═══ Material shown ═══
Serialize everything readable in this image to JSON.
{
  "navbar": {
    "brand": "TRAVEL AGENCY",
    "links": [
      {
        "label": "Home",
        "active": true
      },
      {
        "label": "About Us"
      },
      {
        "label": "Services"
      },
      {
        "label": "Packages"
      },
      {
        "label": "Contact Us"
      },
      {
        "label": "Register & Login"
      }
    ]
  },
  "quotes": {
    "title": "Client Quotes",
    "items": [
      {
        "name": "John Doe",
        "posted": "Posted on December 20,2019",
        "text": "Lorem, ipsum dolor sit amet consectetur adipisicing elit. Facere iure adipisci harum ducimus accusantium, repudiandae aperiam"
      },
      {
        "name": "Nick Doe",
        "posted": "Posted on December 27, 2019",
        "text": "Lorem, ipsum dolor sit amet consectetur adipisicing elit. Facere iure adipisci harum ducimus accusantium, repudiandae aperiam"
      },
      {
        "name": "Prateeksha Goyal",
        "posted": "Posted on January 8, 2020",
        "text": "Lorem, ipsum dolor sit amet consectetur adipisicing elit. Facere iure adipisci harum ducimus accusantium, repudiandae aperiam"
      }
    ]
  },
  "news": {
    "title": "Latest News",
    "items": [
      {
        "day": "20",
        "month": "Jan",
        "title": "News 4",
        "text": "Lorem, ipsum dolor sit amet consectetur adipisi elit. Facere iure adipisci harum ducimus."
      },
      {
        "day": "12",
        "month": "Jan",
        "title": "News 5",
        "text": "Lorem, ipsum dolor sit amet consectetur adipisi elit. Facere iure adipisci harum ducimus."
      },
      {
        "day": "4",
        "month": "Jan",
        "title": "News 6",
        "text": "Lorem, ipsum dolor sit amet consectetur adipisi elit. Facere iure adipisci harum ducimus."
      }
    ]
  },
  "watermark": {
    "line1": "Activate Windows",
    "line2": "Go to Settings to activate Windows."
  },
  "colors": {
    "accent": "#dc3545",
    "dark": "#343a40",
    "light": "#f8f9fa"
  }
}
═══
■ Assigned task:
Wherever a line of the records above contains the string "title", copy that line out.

■ Result below:
    "title": "Client Quotes",
    "title": "Latest News",
        "title": "News 4",
        "title": "News 5",
        "title": "News 6",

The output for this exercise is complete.